## Your objective
Every entry is to be copied exactly as written, and the pictures are to be skipped.

## Raw data

# # # #

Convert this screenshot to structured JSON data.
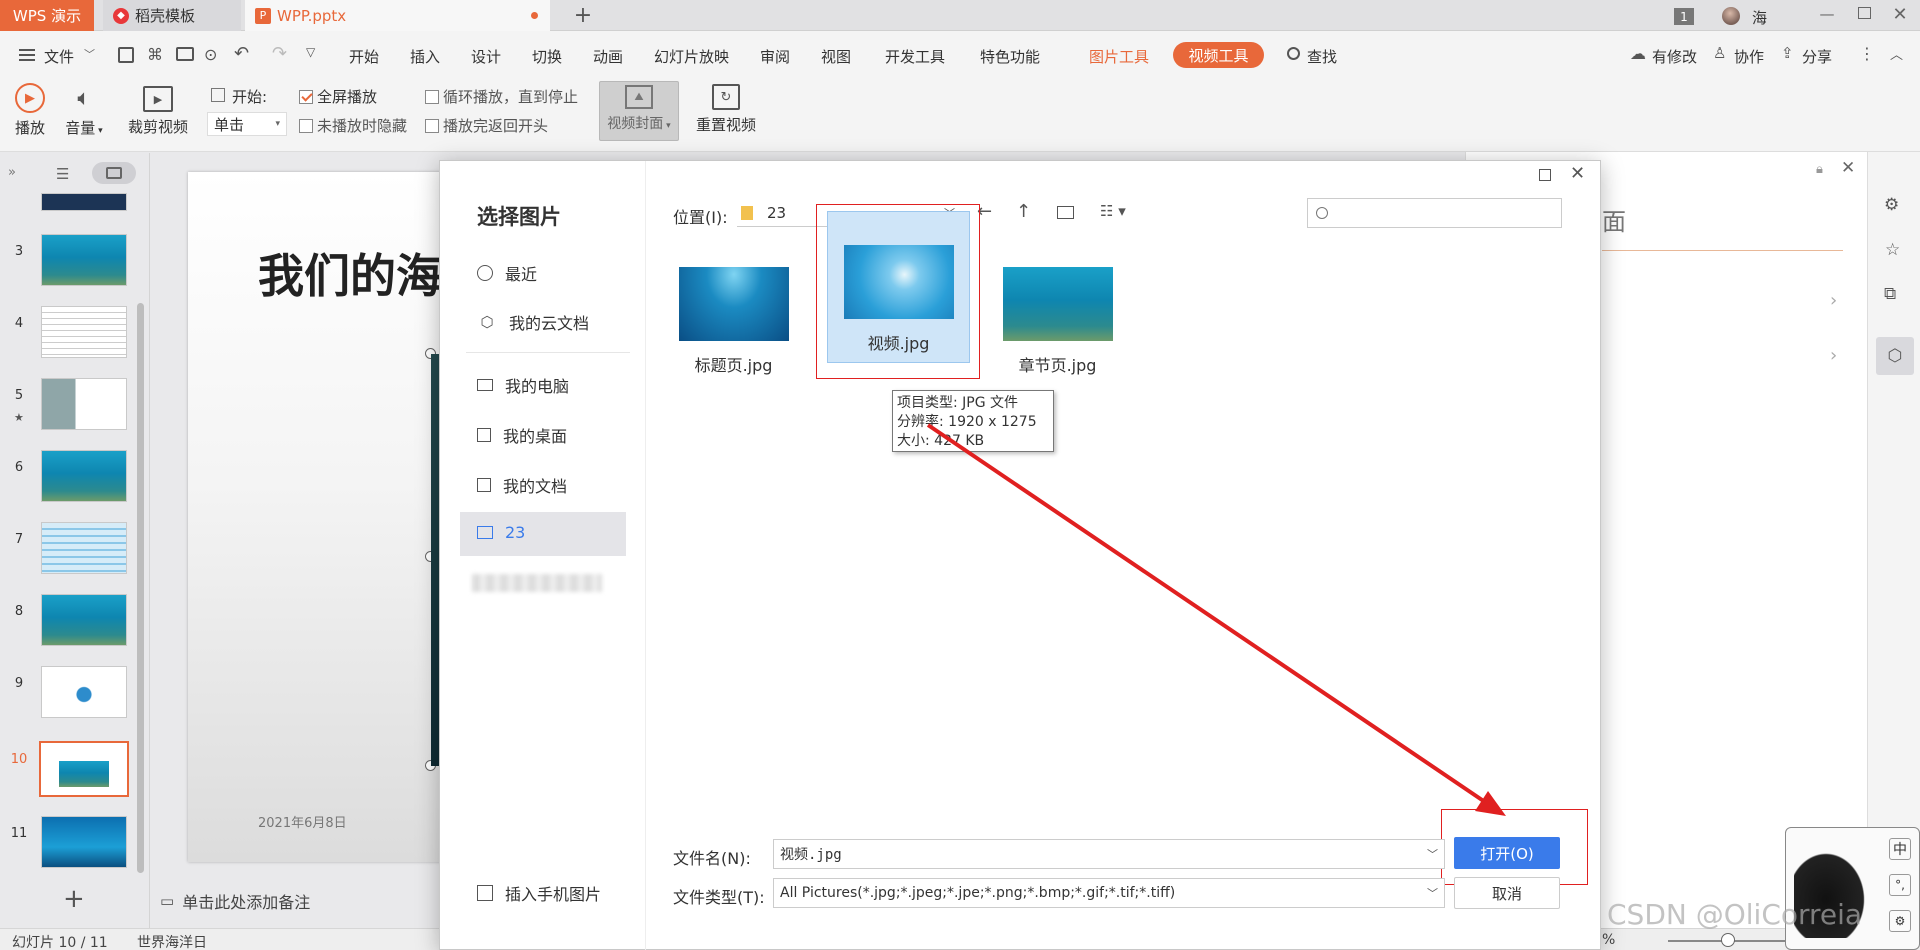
{
  "titlebar": {
    "app_tab": "WPS 演示",
    "template_tab": "稻壳模板",
    "doc_tab": "WPP.pptx",
    "page_badge": "1",
    "user_name": "海"
  },
  "menu": {
    "file": "文件",
    "items": [
      "开始",
      "插入",
      "设计",
      "切换",
      "动画",
      "幻灯片放映",
      "审阅",
      "视图",
      "开发工具",
      "特色功能"
    ],
    "picture_tools": "图片工具",
    "video_tools": "视频工具",
    "search": "查找",
    "modified": "有修改",
    "collab": "协作",
    "share": "分享"
  },
  "toolbar": {
    "play": "播放",
    "volume": "音量",
    "trim": "裁剪视频",
    "start_label": "开始:",
    "start_value": "单击",
    "fullscreen": "全屏播放",
    "hide_when_not_playing": "未播放时隐藏",
    "loop": "循环播放，直到停止",
    "rewind": "播放完返回开头",
    "cover": "视频封面",
    "reset": "重置视频"
  },
  "slides": [
    {
      "num": "3"
    },
    {
      "num": "4"
    },
    {
      "num": "5"
    },
    {
      "num": "6"
    },
    {
      "num": "7"
    },
    {
      "num": "8"
    },
    {
      "num": "9"
    },
    {
      "num": "10"
    },
    {
      "num": "11"
    }
  ],
  "slide": {
    "title": "我们的海",
    "date": "2021年6月8日"
  },
  "notes": "单击此处添加备注",
  "status": {
    "slide_count": "幻灯片 10 / 11",
    "theme": "世界海洋日",
    "zoom_suffix": "%"
  },
  "rightpane": {
    "title_fragment": "面"
  },
  "dialog": {
    "title": "选择图片",
    "location_label": "位置(I):",
    "location_value": "23",
    "sidebar": [
      "最近",
      "我的云文档",
      "我的电脑",
      "我的桌面",
      "我的文档",
      "23"
    ],
    "phone": "插入手机图片",
    "files": [
      {
        "name": "标题页.jpg"
      },
      {
        "name": "视频.jpg"
      },
      {
        "name": "章节页.jpg"
      }
    ],
    "tooltip": {
      "type": "项目类型: JPG 文件",
      "resolution": "分辨率: 1920 x 1275",
      "size": "大小: 427 KB"
    },
    "filename_label": "文件名(N):",
    "filename_value": "视频.jpg",
    "filetype_label": "文件类型(T):",
    "filetype_value": "All Pictures(*.jpg;*.jpeg;*.jpe;*.png;*.bmp;*.gif;*.tif;*.tiff)",
    "open": "打开(O)",
    "cancel": "取消"
  },
  "ime": {
    "label": "中"
  },
  "watermark": "CSDN @OliCorreia",
  "colors": {
    "accent": "#e8683a",
    "highlight": "#e02020",
    "primary": "#3a7bea"
  }
}
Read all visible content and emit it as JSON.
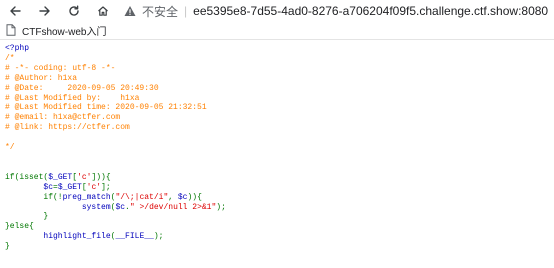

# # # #

## Task answer
Convert this screenshot to structured JSON data.
{
  "titlebar": {
    "app_tab": "WPS 演示",
    "template_tab": "稻壳模板",
    "doc_tab": "WPP.pptx",
    "page_badge": "1",
    "user_name": "海"
  },
  "menu": {
    "file": "文件",
    "items": [
      "开始",
      "插入",
      "设计",
      "切换",
      "动画",
      "幻灯片放映",
      "审阅",
      "视图",
      "开发工具",
      "特色功能"
    ],
    "picture_tools": "图片工具",
    "video_tools": "视频工具",
    "search": "查找",
    "modified": "有修改",
    "collab": "协作",
    "share": "分享"
  },
  "toolbar": {
    "play": "播放",
    "volume": "音量",
    "trim": "裁剪视频",
    "start_label": "开始:",
    "start_value": "单击",
    "fullscreen": "全屏播放",
    "hide_when_not_playing": "未播放时隐藏",
    "loop": "循环播放，直到停止",
    "rewind": "播放完返回开头",
    "cover": "视频封面",
    "reset": "重置视频"
  },
  "slides": [
    {
      "num": "3"
    },
    {
      "num": "4"
    },
    {
      "num": "5"
    },
    {
      "num": "6"
    },
    {
      "num": "7"
    },
    {
      "num": "8"
    },
    {
      "num": "9"
    },
    {
      "num": "10"
    },
    {
      "num": "11"
    }
  ],
  "slide": {
    "title": "我们的海",
    "date": "2021年6月8日"
  },
  "notes": "单击此处添加备注",
  "status": {
    "slide_count": "幻灯片 10 / 11",
    "theme": "世界海洋日",
    "zoom_suffix": "%"
  },
  "rightpane": {
    "title_fragment": "面"
  },
  "dialog": {
    "title": "选择图片",
    "location_label": "位置(I):",
    "location_value": "23",
    "sidebar": [
      "最近",
      "我的云文档",
      "我的电脑",
      "我的桌面",
      "我的文档",
      "23"
    ],
    "phone": "插入手机图片",
    "files": [
      {
        "name": "标题页.jpg"
      },
      {
        "name": "视频.jpg"
      },
      {
        "name": "章节页.jpg"
      }
    ],
    "tooltip": {
      "type": "项目类型: JPG 文件",
      "resolution": "分辨率: 1920 x 1275",
      "size": "大小: 427 KB"
    },
    "filename_label": "文件名(N):",
    "filename_value": "视频.jpg",
    "filetype_label": "文件类型(T):",
    "filetype_value": "All Pictures(*.jpg;*.jpeg;*.jpe;*.png;*.bmp;*.gif;*.tif;*.tiff)",
    "open": "打开(O)",
    "cancel": "取消"
  },
  "ime": {
    "label": "中"
  },
  "watermark": "CSDN @OliCorreia",
  "colors": {
    "accent": "#e8683a",
    "highlight": "#e02020",
    "primary": "#3a7bea"
  }
}
Read all visible content and emit it as JSON.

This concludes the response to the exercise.